* Input for this task:
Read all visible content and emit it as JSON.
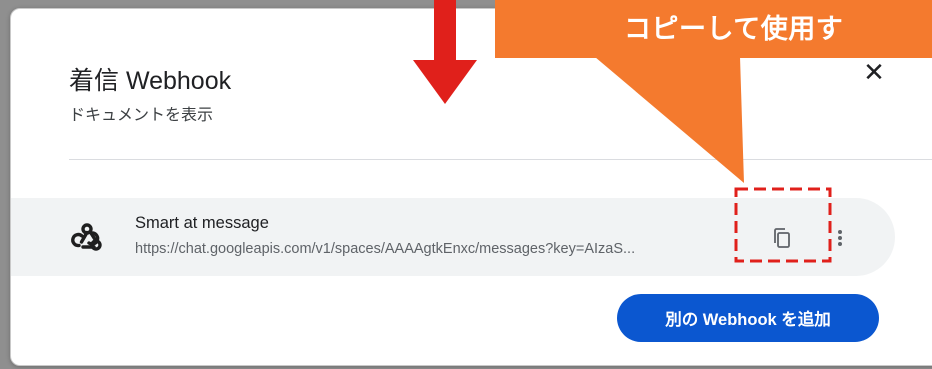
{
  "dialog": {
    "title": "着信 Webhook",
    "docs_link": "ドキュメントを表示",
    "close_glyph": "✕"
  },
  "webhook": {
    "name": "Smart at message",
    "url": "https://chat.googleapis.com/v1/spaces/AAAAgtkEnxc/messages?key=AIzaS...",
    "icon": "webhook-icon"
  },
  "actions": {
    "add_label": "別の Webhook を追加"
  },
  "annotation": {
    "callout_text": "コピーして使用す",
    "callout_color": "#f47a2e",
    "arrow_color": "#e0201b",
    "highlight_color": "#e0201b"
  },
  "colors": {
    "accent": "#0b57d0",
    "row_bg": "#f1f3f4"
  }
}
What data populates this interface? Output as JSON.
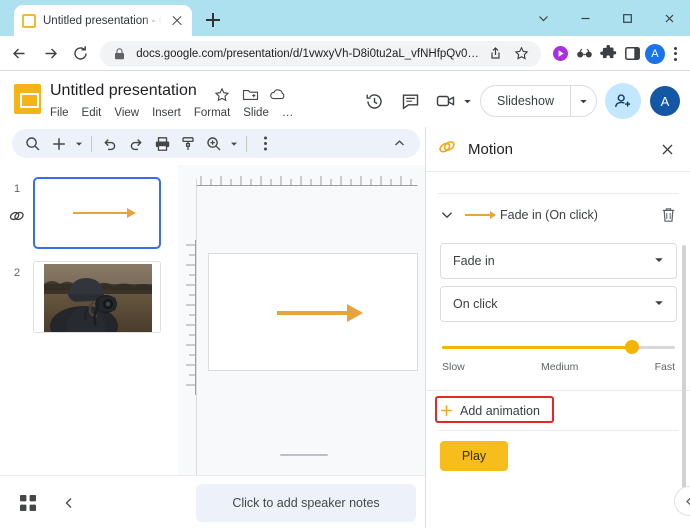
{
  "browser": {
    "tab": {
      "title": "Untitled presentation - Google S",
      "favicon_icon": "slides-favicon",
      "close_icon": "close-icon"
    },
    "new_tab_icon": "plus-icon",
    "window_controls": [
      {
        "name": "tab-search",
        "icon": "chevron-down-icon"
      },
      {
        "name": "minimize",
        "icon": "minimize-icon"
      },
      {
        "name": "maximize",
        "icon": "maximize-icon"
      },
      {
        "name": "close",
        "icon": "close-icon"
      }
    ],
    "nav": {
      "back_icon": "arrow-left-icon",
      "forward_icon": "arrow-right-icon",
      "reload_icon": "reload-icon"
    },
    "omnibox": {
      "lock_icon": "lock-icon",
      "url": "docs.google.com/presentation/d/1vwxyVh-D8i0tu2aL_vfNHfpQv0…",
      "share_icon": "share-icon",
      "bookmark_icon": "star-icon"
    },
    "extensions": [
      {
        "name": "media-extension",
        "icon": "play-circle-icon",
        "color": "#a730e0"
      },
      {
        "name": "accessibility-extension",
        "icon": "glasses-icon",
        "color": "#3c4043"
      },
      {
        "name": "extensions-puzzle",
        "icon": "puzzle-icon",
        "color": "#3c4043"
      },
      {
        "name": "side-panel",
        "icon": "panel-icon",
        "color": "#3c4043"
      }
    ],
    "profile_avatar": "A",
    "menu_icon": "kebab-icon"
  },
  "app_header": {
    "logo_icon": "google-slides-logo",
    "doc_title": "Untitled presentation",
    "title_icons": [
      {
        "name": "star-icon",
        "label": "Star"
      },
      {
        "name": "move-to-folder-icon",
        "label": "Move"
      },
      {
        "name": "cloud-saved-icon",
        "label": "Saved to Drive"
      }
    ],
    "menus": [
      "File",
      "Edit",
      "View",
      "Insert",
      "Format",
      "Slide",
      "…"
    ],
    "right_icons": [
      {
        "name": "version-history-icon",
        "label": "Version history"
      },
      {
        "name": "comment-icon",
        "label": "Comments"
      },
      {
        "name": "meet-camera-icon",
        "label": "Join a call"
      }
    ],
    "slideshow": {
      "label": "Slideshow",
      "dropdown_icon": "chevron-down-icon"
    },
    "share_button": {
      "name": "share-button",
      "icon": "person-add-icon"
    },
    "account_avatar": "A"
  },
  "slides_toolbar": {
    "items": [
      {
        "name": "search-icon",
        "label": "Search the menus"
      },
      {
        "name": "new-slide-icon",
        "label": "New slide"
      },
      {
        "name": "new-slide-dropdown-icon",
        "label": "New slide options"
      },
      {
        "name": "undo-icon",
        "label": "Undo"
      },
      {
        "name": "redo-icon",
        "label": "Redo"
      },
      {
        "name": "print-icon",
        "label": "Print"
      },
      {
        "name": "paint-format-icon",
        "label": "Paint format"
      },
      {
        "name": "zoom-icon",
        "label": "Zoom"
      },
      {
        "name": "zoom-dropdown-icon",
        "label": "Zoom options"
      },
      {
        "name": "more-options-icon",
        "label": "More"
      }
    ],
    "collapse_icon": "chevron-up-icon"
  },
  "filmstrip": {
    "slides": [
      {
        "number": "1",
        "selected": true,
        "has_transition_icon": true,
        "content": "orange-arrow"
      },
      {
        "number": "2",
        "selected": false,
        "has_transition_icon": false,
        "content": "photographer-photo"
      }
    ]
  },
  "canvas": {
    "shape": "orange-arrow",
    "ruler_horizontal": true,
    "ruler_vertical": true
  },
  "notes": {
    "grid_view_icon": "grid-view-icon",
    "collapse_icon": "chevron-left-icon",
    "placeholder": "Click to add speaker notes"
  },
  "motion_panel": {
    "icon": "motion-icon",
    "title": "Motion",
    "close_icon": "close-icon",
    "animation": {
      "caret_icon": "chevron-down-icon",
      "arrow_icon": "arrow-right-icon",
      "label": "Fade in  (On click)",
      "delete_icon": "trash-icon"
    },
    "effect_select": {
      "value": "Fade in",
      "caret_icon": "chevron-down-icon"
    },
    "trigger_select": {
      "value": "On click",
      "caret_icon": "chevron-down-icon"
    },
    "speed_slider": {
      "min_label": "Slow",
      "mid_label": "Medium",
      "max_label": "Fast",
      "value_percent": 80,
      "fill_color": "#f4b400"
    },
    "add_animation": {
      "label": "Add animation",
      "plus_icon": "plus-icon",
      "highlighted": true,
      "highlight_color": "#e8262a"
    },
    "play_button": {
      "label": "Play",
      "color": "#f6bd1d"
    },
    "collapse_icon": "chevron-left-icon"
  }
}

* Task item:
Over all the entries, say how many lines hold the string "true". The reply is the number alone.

* Answer box:
5